Sometimes I have to think about things for a while, in a vague and disorganized way, before what’s bugging me snaps into focus. As I’ve continued to mull over the controversy within which the Unitarian Universalist community has lately become entangled, I think maybe I’m starting to get a glimpse of the root from which (to mix a metaphor) the poison vine has sprung.
You might think the root would be racism, but no, that’s not it. For one thing, the goal of the gang of ministers who have been attacking their colleague, Reverend Todd Eklof, is to eliminate not just racism but also sexism, heterosexism, cis-genderism, able-ism, and presumably any other engine of social discrimination and marginalization whose muffled putt-putt-putt and smoky exhaust they detect emanating from behind the wainscoting.
Just to be clear: I applaud that goal. I share it. The problem lies not in the goal itself but in the methods they’re using to try to achieve the goal.
In the original Open Letter to Eklof, we find this: “We recognize that a zealous commitment to ‘logic’ and ‘reason’ over all other forms of knowing is one of the foundational stones of White Supremacy Culture.” And in the letter of censure issued last week, we find this: “…we cannot ignore the fact that logic has often been employed in white supremacy culture to stifle dissent, minimize expressions of harm, and to require those who suffer to prove the harm by that culture’s standards.”
I’m seeing a connection between those two quotes and what a friend of mine said when this thing first erupted a couple of months ago: that her goal was to listen harder to people who have been marginalized, traumatized, discriminated against, etc. Now, my friend is a lovely person. She’s also a computer programmer by profession. What I think she was saying was that her approach to understanding the controversy is to set aside her rational thought processes in favor of simply witnessing — and accepting at face value — the expressions of pain coming from the people in those marginalized communities.
She told me she trusted the ministers who penned the Open Letter. She didn’t feel it necessary to read Eklof’s book and judge its contents for herself.
What my friend is intent on doing (or was doing when she said that; I’ll have to ask her if she has had any second thoughts) seems to align well with the ministers’ attempts to downplay or disparage Eklof’s careful use of rational, logical processes. Given a choice between accepting a raw expression of emotion on its own terms or, alternatively, engaging in a reasoned thought process that might provide perspective or allow a more nuanced interpretation, the ministers are coming down solidly on the side of judgments that are based solely on emotion, not on reason.
The Enlightenment is dead, folks.
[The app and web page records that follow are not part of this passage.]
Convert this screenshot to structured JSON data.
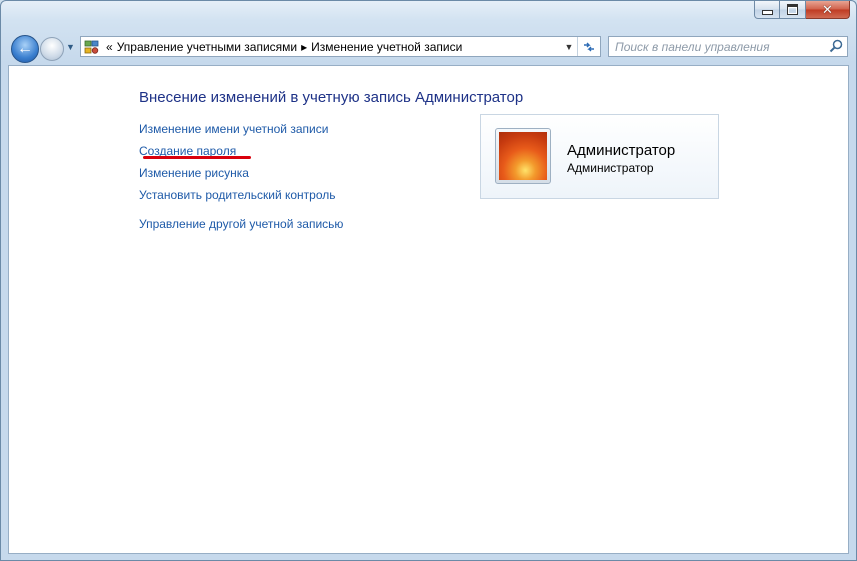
{
  "window": {
    "minimize_icon": "minimize-icon",
    "maximize_icon": "maximize-icon",
    "close_icon": "close-icon",
    "close_color": "#c7462d"
  },
  "navigation": {
    "back_icon": "arrow-left-icon",
    "forward_icon": "arrow-right-icon",
    "history_icon": "chevron-down-icon"
  },
  "address": {
    "overflow_symbol": "«",
    "separator": "▸",
    "crumbs": [
      "Управление учетными записями",
      "Изменение учетной записи"
    ],
    "refresh_icon": "refresh-icon"
  },
  "search": {
    "placeholder": "Поиск в панели управления",
    "value": ""
  },
  "main": {
    "heading": "Внесение изменений в учетную запись Администратор",
    "links": [
      "Изменение имени учетной записи",
      "Создание пароля",
      "Изменение рисунка",
      "Установить родительский контроль"
    ],
    "other_account_link": "Управление другой учетной записью",
    "highlight_color": "#d9000c",
    "link_color": "#1e5aa8",
    "heading_color": "#1e3287"
  },
  "account": {
    "name": "Администратор",
    "role": "Администратор",
    "picture": "flower-avatar"
  }
}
We’ve done an about-face here; we’re marching (or slithering) back into the Middle Ages.
The UU ministers are not doing this in a vacuum. To a considerable and alarming extent, our whole culture is sliding in that direction. Not that our culture was ever soundly based on reason, but 50 years ago we sent people to the Moon. Today we have an alleged President who lies repeatedly and enthusiastically, who is profoundly ignorant about almost everything — and millions of our fellow anthropoids happily chow down on whatever sort of shit he’s shoveling. Millions of people reject the use of vaccines, the evidence for climate catastrophe…. Okay, I won’t go any further with that. You know what I’m talking about.
I joined the local Unitarian Universalist church because I need to be part of a community, and it’s the only church in town where atheists are welcome. But at the moment, it appears one sort of orthodoxy (the theistic sort) is being supplanted by another sort that is just as toxic, or possibly even more toxic. The new orthodoxy, as represented by the Unitarian Universalist Ministers’ Association, seems to be that the use of reason is to be denigrated; that we’re to be guided henceforth by raw emotion. The expression of emotion is, ipso facto, valid, and must not be questioned.
Also, your emotions had better be the correct ones.
The danger here should be obvious to anybody over the age of twelve. If one bunch of Unitarians embraces one set of emotions as true and important, while another bunch embraces a different set, how the holy fuck are we supposed to sort out who’s right and who needs to learn better, if we can’t use logic or reason?
When logic and reason are gone, what’s left is force. Browbeating. Mob rule. When the mob is shaming you and you’re not allowed to defend yourself by an appeal to reason, you’re pretty much screwed.
Todd Eklof is being shamed for using reason. Shamed by his fellow ministers. And there’s no appeal from the court of unreason. All verdicts are final.
I don’t want to belong to a church that rejects reason. If that’s the consensus of Unitarian Universalism today, I’m tempted to say, “The hell with it. I’m outta here.” On the other hand, there’s this thing in the Sunday services about how each person is worthy and sacred. So … am I not worthy? Am I not sacred? Maybe I should just stick around and be stubbornly reasonable. What are they gonna do — kick me out for being annoyingly intelligent?